Indeed, China and India's ascent on the global economic stage, combined with the vanishing odds of a big find promise to be the central issue in energy markets for decades to come. "The emergence of China and India as principal players on the global energy scene represents the most important change in the global energy economy in 30 years," wrote Philip Verleger Jr., a senior fellow at the Institute for International Economics, earlier this year in Energy: A Gathering Storm? "In 1990, consumption in these two countries amounted to no more than 3.5 million barrels per day, approximately 5% of global petroleum use. In 2003, 13 years later, use in the two countries has more than doubled and now accounts for more than 10% of global oil consumption."
Securing existing supplies will take many forms, with the CNNOC bid for Unocal being just one. For those countries with ample supplies above and beyond domestic needs there's no trivial temptation by governments to take a stronger hand. That was true a generation ago when Saudi Arabia and other oil-laden countries in the Middle East nationalized the oil business within their borders. A similar, if less overt strategy is being pursued in Russia, where the Kremlin's defacto takeover of the giant oil company Yukos serves as a reminder that governments still view crude as something more than a commodity to be left to the whims of the marketplace.

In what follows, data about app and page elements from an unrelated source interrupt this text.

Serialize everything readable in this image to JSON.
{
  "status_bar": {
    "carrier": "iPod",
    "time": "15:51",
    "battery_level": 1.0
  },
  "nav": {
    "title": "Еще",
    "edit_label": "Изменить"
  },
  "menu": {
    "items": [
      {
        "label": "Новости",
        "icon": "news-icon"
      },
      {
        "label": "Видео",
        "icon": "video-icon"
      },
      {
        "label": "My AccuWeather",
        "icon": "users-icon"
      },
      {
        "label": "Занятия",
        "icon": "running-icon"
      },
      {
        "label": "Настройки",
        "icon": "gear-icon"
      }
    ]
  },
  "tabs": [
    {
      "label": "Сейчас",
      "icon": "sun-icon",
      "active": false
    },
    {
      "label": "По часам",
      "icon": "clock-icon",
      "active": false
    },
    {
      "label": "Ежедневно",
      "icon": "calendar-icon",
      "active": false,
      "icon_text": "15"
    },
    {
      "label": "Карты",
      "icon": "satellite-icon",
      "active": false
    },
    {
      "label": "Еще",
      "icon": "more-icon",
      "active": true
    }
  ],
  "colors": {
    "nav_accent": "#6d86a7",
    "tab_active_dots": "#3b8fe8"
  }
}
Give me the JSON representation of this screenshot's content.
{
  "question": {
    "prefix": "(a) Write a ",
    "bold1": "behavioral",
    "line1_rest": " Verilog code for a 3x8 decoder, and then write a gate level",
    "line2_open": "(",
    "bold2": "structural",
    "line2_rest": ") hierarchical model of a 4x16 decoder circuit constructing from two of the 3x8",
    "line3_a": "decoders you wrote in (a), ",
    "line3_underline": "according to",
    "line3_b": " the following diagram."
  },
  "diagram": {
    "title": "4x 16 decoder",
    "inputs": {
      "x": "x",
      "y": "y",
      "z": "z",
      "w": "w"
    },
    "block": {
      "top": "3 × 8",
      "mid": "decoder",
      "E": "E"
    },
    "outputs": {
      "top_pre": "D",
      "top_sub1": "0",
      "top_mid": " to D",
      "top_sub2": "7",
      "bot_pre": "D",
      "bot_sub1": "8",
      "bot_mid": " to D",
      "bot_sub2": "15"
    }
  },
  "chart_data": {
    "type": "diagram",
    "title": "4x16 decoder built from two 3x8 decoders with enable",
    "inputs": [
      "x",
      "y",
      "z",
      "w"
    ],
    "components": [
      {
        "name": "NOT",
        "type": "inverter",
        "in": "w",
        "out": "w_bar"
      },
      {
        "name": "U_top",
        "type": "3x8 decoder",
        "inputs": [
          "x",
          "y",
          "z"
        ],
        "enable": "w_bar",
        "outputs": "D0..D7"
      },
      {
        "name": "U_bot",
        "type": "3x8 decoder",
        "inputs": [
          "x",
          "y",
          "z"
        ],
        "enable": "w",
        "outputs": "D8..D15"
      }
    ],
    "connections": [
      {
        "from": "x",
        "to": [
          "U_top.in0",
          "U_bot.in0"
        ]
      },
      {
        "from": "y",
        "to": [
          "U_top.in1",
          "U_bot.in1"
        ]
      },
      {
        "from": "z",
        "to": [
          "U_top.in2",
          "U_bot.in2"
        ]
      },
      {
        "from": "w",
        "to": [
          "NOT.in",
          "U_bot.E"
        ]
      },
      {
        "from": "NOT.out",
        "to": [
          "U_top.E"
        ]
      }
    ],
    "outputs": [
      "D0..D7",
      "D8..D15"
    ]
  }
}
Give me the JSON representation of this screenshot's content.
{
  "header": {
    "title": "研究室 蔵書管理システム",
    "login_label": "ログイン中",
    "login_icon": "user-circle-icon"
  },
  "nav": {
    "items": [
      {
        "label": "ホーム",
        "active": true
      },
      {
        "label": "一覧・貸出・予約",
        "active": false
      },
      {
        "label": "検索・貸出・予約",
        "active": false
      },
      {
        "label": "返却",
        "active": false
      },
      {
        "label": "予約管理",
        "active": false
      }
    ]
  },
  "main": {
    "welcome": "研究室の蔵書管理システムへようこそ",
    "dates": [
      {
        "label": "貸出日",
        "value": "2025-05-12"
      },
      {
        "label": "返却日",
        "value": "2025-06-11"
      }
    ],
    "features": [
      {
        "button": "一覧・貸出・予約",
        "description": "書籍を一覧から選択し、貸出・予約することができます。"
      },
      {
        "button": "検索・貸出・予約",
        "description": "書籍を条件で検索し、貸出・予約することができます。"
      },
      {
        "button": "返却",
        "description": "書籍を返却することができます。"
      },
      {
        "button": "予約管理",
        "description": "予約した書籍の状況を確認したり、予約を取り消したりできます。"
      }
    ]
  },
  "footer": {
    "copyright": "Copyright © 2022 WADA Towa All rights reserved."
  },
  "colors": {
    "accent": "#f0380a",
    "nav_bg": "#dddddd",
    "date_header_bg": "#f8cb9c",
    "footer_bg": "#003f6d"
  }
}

In the wake of CNOOC's bid for Unocal, the U.S. is now faced with the question of what to do, if anything, about growing foreign demand for existing energy supplies, including supplies that reside under Corporate America's ownership. The CNOOC-Unocal deal, if completed, would have "disastrous" consequences for the U.S. economy and homeland security, charges U.S. Rep. Richard Pombo, chairman of the House Resources Committee, reports the Houston Chronicle. "This should be a wake-up call for America to get as serious about energy as China appears to be."
The ball for the moment seems to be in Treasury Secretary John Snow's court. In his other role as chair of the Committee on Foreign Investment in the U.S. he's required to review the CNOOC deal for loopholes and, in theory, could reject it on the grounds of national security. For the moment, he's remaining diplomatically neutral, explaining yesterday that the deal remains "hypothetical at this point ... because we don't have a transaction," according to Marketwatch.com.
But theory is quickly giving way to events on the ground. The stakes are high, and so is the price of oil. The final stage in the oil industry's evolution has begun, and the winners will be those with the highest bids and/or a government willing and able to extend a heavy hand.
Posted by jp at June 24, 2005 5:17 AM
It has been remarked that the Japanese learned in the 1980s that it is cheaper to buy oil than it is to buy oil companies. My guess is that the Chinese will soon learn the same thing. Unocal does not have piles of uncommitted reserves (oil or gas). My understanding is that their Asian wells are mostly developed in partnership with host countries that control the actual resource. If China wants to buy the margin at non-economic rates, let them do it.
I believe something similar is happening in the Middle East, Africa and even Latin America - although the cost is not necessarily in economuic terms. China is going to pay the price for supporting dictatorial regimes in what will prove to be a futile effort to secure oil.
US oil majors all has nice contracts with countries in the Middle East in the 1970s. The track record shows that once these contracts become uneconomical for the resource holder, they get renegotiated (or nationalized - which in China's case would be awfully ironic). Trying to corner supplies in a commodity market is like swimming upstream. You can't do it for forever.
Posted by: Jack at June 24, 2005 11:55 AM